RECORD EXCERPTS:
*** Begin section ***
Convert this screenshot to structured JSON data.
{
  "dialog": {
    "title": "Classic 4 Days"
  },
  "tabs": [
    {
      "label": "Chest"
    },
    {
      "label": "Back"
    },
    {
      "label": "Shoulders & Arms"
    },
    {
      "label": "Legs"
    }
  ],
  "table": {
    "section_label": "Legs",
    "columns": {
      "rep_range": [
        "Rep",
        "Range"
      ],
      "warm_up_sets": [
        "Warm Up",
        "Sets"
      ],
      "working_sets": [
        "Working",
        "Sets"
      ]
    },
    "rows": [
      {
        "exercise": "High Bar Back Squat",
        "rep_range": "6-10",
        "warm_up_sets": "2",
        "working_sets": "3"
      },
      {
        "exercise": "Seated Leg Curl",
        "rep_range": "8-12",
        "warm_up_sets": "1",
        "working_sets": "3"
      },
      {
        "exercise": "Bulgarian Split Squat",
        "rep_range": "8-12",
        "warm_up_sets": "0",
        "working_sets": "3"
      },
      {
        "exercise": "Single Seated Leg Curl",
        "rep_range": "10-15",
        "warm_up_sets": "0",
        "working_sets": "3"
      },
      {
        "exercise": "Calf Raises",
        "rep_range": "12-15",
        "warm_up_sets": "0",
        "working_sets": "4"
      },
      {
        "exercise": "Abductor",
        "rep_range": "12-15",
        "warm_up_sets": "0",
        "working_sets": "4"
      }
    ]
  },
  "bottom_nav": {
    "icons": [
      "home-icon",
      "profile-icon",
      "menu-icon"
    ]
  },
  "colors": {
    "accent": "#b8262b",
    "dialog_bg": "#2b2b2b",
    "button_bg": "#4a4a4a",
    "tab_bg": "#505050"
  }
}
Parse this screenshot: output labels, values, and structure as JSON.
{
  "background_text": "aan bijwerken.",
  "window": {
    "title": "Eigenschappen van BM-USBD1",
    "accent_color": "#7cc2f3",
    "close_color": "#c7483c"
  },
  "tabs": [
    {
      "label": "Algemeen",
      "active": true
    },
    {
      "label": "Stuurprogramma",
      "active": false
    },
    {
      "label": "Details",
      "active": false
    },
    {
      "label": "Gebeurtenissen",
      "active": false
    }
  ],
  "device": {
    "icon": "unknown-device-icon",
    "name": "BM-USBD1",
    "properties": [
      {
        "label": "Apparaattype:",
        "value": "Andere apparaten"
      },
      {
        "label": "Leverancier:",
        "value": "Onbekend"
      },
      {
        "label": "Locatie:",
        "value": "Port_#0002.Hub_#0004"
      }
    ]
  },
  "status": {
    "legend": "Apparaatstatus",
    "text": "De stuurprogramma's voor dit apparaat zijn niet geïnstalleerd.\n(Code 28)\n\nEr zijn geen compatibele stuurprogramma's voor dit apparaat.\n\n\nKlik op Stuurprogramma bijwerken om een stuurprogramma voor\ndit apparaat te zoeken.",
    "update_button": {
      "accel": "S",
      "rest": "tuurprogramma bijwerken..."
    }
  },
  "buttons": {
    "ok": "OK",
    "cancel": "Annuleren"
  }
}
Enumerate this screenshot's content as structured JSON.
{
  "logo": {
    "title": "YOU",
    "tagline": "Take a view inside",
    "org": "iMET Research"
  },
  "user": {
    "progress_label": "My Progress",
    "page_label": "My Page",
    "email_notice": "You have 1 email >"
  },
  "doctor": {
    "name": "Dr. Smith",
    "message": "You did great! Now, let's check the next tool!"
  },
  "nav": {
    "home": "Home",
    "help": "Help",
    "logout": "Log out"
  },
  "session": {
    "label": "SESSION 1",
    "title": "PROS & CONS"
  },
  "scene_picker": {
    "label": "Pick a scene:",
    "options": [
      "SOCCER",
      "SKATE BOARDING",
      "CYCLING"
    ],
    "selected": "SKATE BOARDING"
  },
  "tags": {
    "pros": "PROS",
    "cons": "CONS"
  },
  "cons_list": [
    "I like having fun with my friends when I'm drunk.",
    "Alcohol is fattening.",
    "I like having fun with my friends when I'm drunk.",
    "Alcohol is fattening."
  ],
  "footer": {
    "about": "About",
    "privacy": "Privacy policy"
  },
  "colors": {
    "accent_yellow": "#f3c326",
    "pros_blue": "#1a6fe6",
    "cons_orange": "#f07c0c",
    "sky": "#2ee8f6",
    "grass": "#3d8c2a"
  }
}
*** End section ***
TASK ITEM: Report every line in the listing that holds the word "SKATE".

TASK ANSWER:
      "SKATE BOARDING",
    "selected": "SKATE BOARDING"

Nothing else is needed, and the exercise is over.